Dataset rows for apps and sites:
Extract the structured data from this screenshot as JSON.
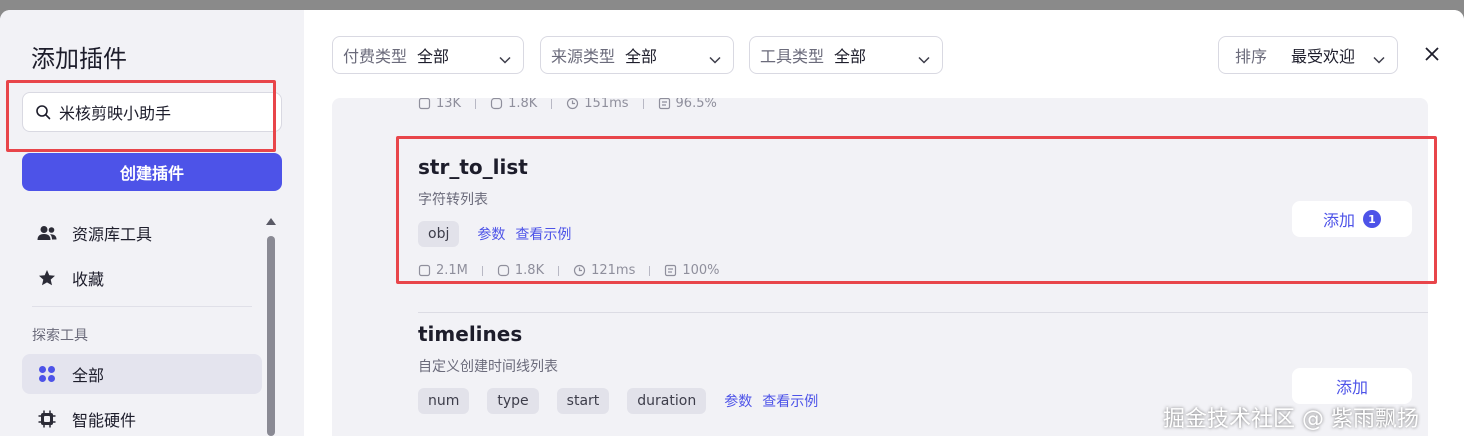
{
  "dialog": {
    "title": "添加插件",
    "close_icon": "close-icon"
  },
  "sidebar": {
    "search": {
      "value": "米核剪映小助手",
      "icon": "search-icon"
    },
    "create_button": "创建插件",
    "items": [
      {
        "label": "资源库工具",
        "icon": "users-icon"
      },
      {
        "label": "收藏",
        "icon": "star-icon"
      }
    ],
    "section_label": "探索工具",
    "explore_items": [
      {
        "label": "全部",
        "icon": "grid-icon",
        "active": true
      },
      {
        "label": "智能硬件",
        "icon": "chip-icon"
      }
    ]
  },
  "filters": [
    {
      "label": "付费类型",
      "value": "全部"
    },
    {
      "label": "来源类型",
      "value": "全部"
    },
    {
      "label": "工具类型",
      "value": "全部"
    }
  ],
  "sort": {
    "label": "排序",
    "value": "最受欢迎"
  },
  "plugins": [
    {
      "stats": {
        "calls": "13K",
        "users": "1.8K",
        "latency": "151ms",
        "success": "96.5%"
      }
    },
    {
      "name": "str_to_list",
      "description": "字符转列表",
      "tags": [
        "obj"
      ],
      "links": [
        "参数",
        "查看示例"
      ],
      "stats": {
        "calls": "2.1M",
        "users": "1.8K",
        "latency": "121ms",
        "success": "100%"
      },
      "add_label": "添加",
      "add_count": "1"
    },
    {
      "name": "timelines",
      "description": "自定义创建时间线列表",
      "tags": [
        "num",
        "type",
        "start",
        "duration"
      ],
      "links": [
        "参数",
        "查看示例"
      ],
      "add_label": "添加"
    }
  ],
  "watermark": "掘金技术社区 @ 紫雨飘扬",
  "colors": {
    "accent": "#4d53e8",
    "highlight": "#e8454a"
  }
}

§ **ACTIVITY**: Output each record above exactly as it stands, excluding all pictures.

§ **ANSWER BOX**:
Extract the structured data from this screenshot as JSON.
{
  "dialog": {
    "title": "添加插件",
    "close_icon": "close-icon"
  },
  "sidebar": {
    "search": {
      "value": "米核剪映小助手",
      "icon": "search-icon"
    },
    "create_button": "创建插件",
    "items": [
      {
        "label": "资源库工具",
        "icon": "users-icon"
      },
      {
        "label": "收藏",
        "icon": "star-icon"
      }
    ],
    "section_label": "探索工具",
    "explore_items": [
      {
        "label": "全部",
        "icon": "grid-icon",
        "active": true
      },
      {
        "label": "智能硬件",
        "icon": "chip-icon"
      }
    ]
  },
  "filters": [
    {
      "label": "付费类型",
      "value": "全部"
    },
    {
      "label": "来源类型",
      "value": "全部"
    },
    {
      "label": "工具类型",
      "value": "全部"
    }
  ],
  "sort": {
    "label": "排序",
    "value": "最受欢迎"
  },
  "plugins": [
    {
      "stats": {
        "calls": "13K",
        "users": "1.8K",
        "latency": "151ms",
        "success": "96.5%"
      }
    },
    {
      "name": "str_to_list",
      "description": "字符转列表",
      "tags": [
        "obj"
      ],
      "links": [
        "参数",
        "查看示例"
      ],
      "stats": {
        "calls": "2.1M",
        "users": "1.8K",
        "latency": "121ms",
        "success": "100%"
      },
      "add_label": "添加",
      "add_count": "1"
    },
    {
      "name": "timelines",
      "description": "自定义创建时间线列表",
      "tags": [
        "num",
        "type",
        "start",
        "duration"
      ],
      "links": [
        "参数",
        "查看示例"
      ],
      "add_label": "添加"
    }
  ],
  "watermark": "掘金技术社区 @ 紫雨飘扬",
  "colors": {
    "accent": "#4d53e8",
    "highlight": "#e8454a"
  }
}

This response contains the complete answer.